Bake in a 350 degree oven until a knife inserted comes out clean. About 30-35 minutes. Adjust time accordingly.

Once the bars have cooled you can top with ‘whipped cream’ before serving. Simply skim the coconut cream from the top of the cans of coconut milk (this is easier if you’ve refrigerated the cans for several hours beforehand). Using a mixer, beat until peaks form, just as you would with standard dairy whipping cream.

Chocolate Zucchini Cake

Why, yes. This is another zucchini recipe. I’m trusting you’ll forgive the repetition as, hopefully, you have these gorgeous squash coming out of your ears as well. I have a basket on my kitchen counter full of them. I keep looking at them and making promises. “You shall not go to waste!

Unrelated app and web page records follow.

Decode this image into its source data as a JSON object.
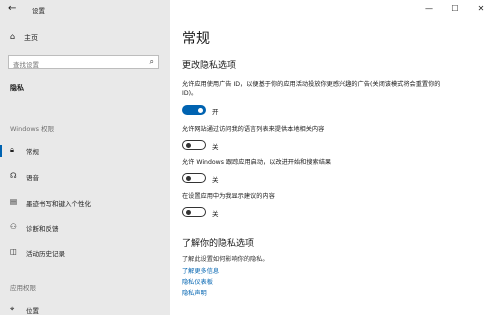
{
  "window": {
    "back_glyph": "←",
    "title": "设置",
    "controls": [
      "—",
      "☐",
      "✕"
    ]
  },
  "sidebar": {
    "home_label": "主页",
    "search_placeholder": "查找设置",
    "section_title": "隐私",
    "group1_label": "Windows 权限",
    "items": [
      {
        "label": "常规",
        "icon": "lock-icon",
        "active": true
      },
      {
        "label": "语音",
        "icon": "speech-icon"
      },
      {
        "label": "墨迹书写和键入个性化",
        "icon": "ink-icon"
      },
      {
        "label": "诊断和反馈",
        "icon": "feedback-icon"
      },
      {
        "label": "活动历史记录",
        "icon": "history-icon"
      }
    ],
    "group2_label": "应用权限",
    "app_items": [
      {
        "label": "位置",
        "icon": "location-icon"
      }
    ]
  },
  "main": {
    "title": "常规",
    "section_title": "更改隐私选项",
    "options": [
      {
        "desc": "允许应用使用广告 ID，以便基于你的应用活动投放你更感兴趣的广告(关闭该模式将会重置你的 ID)。",
        "state": "开",
        "on": true
      },
      {
        "desc": "允许网站通过访问我的语言列表来提供本地相关内容",
        "state": "关",
        "on": false
      },
      {
        "desc": "允许 Windows 跟踪应用启动，以改进开始和搜索结果",
        "state": "关",
        "on": false
      },
      {
        "desc": "在设置应用中为我显示建议的内容",
        "state": "关",
        "on": false
      }
    ],
    "learn_title": "了解你的隐私选项",
    "learn_text": "了解此设置如何影响你的隐私。",
    "links": [
      "了解更多信息",
      "隐私仪表板",
      "隐私声明"
    ]
  },
  "colors": {
    "accent": "#0063b1",
    "sidebar_bg": "#e9e9e9"
  }
}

Nor you! I shall make something beautiful out of you!” And so. And so: Another zucchini recipe. This recipe calls for four cups of zucchini, so it’s a fantastic way to use up some of the excess.

CHOCOLATE ZUCCHINI CAKE

14390399905391/2 cup butter —softened
1/2 cup vegetable oil
1  3/4 cups granulated sugar
2 tsp vanilla
1 tsp baking soda
1 tsp baking powder
1 tsp salt
2 eggs
1/2 cup greek yogurt
2  3/4 cups flour
3/4 cup cocoa powder
4 cups grated zucchini
1/2 cup semi sweet chocolate chips

FROSTING
1 cup butter
1 cup milk
1/2 cup cocoa powder
4-6 cups powdered sugar (as needed for desired thickness and weight)

In a large bowl, mix butter, vegetable oil and sugar. Add vanilla, baking soda, baking powder, salt, and eggs and continue mixing until well-combined. You can use a stand mixer, a hand mixer, or a good-old fashioned whisk, as you prefer. Spoon in the yogurt, cocoa powder, zucchini, and chocolate chips until smooth. Add the flour and combine well. (I always save the addition of flour for last so I can adjust the amount if necessary).
You can use a 9″x13″ pan for this cake, but I prefer loaf pans as the cake is easier to freeze and save for later. And I’m all about having cake on hand for later. So, whatever your pan preference, spray it well with a cooking spray or grease with butter so the cake will not stick to the sides of the pan. This recipe will make a deep cake in a 9″x13″ pan, or three loaf pans. Bake in a pre-heated oven at 325 degrees for 40-50 minutes or until a knife inserted into the cake comes out clean. Once the cake is baked, set aside and allow to cool.

FROSTING
In a medium saucepan over medium-low heat, melt butter, milk, and cocoa power together, stirring frequently. Remove from heat and whisk in powdered sugar until there are no lumps. If you want to pour or drizzle your frosting, do not add as much powder sugar, but if you’d rather smooth or spread the frosting (this is my preference), then feel free to add all, or even more than six cups of powdered sugar.